Areas of concentrated deprivation are produced by at least two key factors – first, a population of households and individuals generated by the economic system we inhabit (so obvious yet so very important!) and second by the nature of public and private housing systems that sort people into estates and neighbourhoods with bundles of more or less desirable qualities and proximity to essential services, amenities and employment opportunities. One way of thinking about the impact of this social mosaic is to consider a thought experiment. Imagine twins who, at birth and incredibly cruelly, were separated and moved to the most affluent and deprived neighbourhoods in the country. What experiences, challenges and advantages do you think they would each face as a result of developing in these different contexts? Such an experiment goes some way to forcing us to think about how we might plan to tackle general levels of deprivation, but also think through how to encourage more socially diverse areas.

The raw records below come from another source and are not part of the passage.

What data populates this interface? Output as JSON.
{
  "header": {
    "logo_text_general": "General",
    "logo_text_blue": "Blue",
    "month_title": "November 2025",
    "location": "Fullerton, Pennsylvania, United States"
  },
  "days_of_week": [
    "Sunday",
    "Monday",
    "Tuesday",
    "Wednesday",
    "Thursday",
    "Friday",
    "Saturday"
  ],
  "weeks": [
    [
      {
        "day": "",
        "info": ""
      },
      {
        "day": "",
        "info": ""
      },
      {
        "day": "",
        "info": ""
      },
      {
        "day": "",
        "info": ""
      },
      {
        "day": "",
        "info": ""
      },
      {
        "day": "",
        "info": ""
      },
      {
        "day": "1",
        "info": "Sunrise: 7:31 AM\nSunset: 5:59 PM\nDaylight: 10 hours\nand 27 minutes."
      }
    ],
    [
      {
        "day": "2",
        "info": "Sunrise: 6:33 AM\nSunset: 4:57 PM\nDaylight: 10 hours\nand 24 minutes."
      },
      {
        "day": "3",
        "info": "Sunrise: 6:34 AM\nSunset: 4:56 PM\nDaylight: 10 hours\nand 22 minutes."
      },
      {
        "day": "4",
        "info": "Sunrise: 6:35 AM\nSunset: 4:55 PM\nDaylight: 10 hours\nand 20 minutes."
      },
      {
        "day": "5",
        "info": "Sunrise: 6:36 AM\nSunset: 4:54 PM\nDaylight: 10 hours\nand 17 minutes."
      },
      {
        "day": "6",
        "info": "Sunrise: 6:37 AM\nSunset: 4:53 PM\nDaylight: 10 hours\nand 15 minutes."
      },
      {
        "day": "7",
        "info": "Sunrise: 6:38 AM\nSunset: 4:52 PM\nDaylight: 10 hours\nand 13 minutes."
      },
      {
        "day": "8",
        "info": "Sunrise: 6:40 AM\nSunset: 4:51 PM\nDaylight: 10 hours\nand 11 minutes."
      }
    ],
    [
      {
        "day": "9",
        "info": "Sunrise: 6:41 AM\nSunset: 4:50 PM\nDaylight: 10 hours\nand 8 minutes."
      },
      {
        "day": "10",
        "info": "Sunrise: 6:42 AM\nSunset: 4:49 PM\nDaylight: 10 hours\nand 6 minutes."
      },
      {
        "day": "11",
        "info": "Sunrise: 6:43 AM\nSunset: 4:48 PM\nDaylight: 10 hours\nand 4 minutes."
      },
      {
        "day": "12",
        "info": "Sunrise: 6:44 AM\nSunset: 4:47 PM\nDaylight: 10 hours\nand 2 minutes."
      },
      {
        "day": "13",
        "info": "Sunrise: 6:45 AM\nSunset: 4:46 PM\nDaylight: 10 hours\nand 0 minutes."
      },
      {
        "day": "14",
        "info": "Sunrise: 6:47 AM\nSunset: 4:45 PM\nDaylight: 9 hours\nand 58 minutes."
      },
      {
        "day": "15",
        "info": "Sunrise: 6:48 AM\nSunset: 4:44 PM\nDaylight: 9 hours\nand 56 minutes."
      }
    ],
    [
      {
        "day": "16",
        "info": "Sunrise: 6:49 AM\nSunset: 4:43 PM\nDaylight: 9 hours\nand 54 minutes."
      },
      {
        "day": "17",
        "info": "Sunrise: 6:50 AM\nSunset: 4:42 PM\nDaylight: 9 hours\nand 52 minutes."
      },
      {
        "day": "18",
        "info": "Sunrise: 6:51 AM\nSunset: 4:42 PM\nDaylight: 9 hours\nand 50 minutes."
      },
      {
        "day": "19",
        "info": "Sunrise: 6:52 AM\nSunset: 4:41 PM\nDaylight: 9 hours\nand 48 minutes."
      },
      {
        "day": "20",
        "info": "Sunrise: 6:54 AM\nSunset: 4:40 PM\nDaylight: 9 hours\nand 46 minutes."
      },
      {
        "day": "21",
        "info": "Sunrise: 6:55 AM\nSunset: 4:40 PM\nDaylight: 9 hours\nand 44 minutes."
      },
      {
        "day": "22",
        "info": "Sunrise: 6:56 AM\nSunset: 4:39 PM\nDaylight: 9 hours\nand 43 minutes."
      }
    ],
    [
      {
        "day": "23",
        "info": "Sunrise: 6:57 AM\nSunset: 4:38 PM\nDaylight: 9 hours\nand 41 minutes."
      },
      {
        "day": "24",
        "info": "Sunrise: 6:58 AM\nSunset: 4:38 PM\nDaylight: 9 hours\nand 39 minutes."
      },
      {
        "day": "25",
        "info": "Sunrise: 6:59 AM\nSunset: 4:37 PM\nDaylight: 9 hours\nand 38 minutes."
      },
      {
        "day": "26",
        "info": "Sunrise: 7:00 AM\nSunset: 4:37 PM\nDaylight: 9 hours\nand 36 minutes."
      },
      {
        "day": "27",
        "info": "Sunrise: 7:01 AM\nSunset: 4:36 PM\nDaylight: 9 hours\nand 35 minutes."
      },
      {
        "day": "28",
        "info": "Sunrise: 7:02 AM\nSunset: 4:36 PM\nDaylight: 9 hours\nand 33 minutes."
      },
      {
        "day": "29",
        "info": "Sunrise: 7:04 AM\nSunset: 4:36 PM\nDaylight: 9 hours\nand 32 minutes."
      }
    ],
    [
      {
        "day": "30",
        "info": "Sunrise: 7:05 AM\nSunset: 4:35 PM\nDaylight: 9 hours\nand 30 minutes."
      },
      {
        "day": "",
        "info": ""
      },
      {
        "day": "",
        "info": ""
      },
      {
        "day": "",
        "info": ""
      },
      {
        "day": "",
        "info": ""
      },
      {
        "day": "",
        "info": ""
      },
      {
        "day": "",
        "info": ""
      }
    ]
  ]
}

One possible way to imagine a template for neighbourhood planning would be to randomly allocate people to all local areas in the country. This interesting thought experiment forms the basis of an article by Danny Dorling and Phil Rees. Yet it isn’t a million miles away from the ambitions of planners to create socially diverse localities by engineering variables like housing tenure, building size and type and so on. The idea of a random neighbourhood that thereby draws in a good cross-section of people with varying incomes, class, gender, sexuality, occupations and ages can be used to think through the benefits of social mix and diversity – how they might be optimised to generate greater inclusion, lower reliance on services and a broader social base of daily contact. This image stands in contrast to the kinds of areas of concentrated deprivation and exclusion that we see in many towns and cities. This isn’t just about the lumpy areas of concentrated exclusion but also necessarily about the nature of concentrated wealth and its obliviousness to social distress.

Visions of what an optimal neighbourhood might be have arguably been stunted by the absence of interest in neighbourhoods by the current government, and no doubt the continued de-funding of policies that have been shown to make a difference at this level in the pursuit of deficit reductions. We don’t have neighbourhood policies, local programmes, forms of social investment and catalysts to mitigate against the way that capitalism will always tend to produce big winners and losers. Without recognition of the need to make concessions the kind of anger expressed at housing shortages (among many other areas of social need) are likely to become much more concerted, aggressive and generate wider appeal. Perhaps more importantly we need to look to and understand how the places and virtues of concentrated affluence and economic growth in the south-east shape the policy ambitions of our political elite. Their disconnection (from the lived reality of poor living environments, denuded public services) takes away any urgency to providing vehicles for mass employment in the post-Fordist heartlands. For those arguing that to improve our chances we should somehow get on our bikes and join the glittering economic heartlands of the south-east we need to recognise not only the segregation and distress of the capital itself but also how very broken and over-stressed that system is already. We need more imagination around local and regional planning as well taxes on wealth and income to even begin to start to redress these unacceptable gaps between rich and poor.